Please allow me to flaunt my amazing, remarkable, delightful, unbelievable and super-duper good fortune!
Thirty-five years ago tonight, the handsomest, smartest, wittiest, sweetest, hardest-working and most scrumptidelicious man in the world married me…
And we’re still together!
We beat the odds.
People at our reception wondered how long it would last. My own mother (who adored him) put money down on thirty days.
After all, he was a gorgeous, boisterous, fun-seeking, bar-fighting, country-playing, good lovin’ veteran just back from California and the Far East, and I was a shy, bookish, conservative, Sondheimophilic Anglophile who latched on to scintillating people so no one would notice I was a bore.
We came from different ethnic backgrounds, different religions, and different social circles.
He liked physical work; I liked mind-games.
He liked sunny beaches; I liked Gothic cathedrals.
He liked dogs and I liked cats.
It didn’t look like it would last.
But it did… and it does.
Do I know why?
Not really… but I can make a few guesses.
First and foremost, we made a very simple pledge to each other right at the beginning: there’s no exit here.
The rabbi who married us very sensibly asked to meet with us before the wedding, to see if we were compatible. After a number of easy, non-controversial questions, he turned to me and asked, “You’re Catholic, aren’t you?”
“Yes,” I answered.
“And Catholics don’t believe in divorce.”
“No. No, we don’t.”
“But what if the marriage doesn’t work out?”
“It will,” I replied.
“Yes,” he said, condescendingly. “Everyone believes it will. But statistics will show you that many, many marriages fail. What if yours does? Would you consider divorce?”
“No,” I replied.
“Then what would you do? Would you stay in an unhappy marriage?”
“No,” I answered.
“I don’t understand.”
“I don’t believe in divorce. I have no problem with murder.”
He married us anyway… but word on the street had it that he would have married a dog to a cat for $300.
What else has kept us together?
We can’t keep our hands off each other. I think he’s as gorgeous as he was the day I met him, and he is obviously blind as a bat, because he doesn’t complain about the fact that I’m twice the woman he married. Of course, his curvy little bride didn’t know how to cook, raise kids, put down linoleum, or rob Peter to pay Paul… and frankly, she was much more inhibited than the disreputable old bat with whom he shares his bed in the present.
We’ve learned not to sweat the small stuff.
We’ve also learned that it’s ALL small stuff. Is the laundry piling up? Okay. That has two solutions: wash it or buy new clothes.

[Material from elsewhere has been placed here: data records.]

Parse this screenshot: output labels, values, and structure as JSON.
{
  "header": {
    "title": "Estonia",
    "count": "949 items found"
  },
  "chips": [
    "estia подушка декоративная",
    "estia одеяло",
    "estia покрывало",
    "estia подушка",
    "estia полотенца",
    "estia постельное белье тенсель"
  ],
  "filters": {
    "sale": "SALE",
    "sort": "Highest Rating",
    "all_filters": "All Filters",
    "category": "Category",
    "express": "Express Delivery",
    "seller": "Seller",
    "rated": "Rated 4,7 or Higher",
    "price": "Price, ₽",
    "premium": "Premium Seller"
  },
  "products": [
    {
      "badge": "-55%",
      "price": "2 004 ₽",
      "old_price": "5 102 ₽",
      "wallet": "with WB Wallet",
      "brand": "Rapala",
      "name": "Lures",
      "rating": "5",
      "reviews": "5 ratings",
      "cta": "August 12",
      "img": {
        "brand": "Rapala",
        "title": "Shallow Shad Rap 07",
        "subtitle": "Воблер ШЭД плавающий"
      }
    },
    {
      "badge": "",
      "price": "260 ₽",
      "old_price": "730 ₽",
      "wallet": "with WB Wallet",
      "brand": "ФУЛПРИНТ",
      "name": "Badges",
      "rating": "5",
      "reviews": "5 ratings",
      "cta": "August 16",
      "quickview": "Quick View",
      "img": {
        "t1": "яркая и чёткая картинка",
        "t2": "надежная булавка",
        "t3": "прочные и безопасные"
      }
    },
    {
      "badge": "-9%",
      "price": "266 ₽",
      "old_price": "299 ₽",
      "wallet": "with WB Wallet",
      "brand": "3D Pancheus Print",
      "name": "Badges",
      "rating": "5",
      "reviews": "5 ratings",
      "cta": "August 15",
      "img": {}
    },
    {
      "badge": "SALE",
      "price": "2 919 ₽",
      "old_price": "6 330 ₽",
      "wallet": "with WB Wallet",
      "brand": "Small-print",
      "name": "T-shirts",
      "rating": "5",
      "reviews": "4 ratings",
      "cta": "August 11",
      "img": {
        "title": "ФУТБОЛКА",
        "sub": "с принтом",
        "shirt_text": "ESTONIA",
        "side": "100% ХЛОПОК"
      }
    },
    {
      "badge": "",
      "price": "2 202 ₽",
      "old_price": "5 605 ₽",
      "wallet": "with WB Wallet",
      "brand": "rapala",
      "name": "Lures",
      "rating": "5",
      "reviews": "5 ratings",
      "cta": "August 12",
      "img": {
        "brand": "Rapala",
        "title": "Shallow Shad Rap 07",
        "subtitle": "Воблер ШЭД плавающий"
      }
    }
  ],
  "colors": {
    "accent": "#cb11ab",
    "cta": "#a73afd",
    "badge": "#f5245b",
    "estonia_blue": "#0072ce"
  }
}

Is the grass going uncut? Okay. Hire a lawn service or plant ivy. Do we have more bills than money? Let’s determine who can foreclose, repossess, lapse, or cut services… everyone else can wait.
Those decisions are made together, because we’re a team… and what’s more, we are each other’s favorite people.
Nothing in my life is real until I’ve shared it with him. Work has no value until I’ve told him about it. Experiences aren’t meaningful until he has weighed in on them. Jokes aren’t funny until they’ve made him laugh.
Amazingly, he feels the same way about me. He’s always telling people about his wife, and exulting in the fact that I’m his best friend.
That’s so important!
And best of all, we make each other laugh.
At the beginning, we laughed most often at the silly things we discovered about each other. In time, we laughed about the exploits of our children, the vagaries of our jobs, the eccentricities of our friends. Now, we laugh in amazement at how much we’ve survived, how similar we’ve grown, how our minds have melded into one.
We laugh at our good fortune, and that’s what I’m flaunting today.
I’ve been damned lucky in this life… and I owe all my joy to my husband, Jeff Pikarsky.
Happy anniversary, Sweetheart!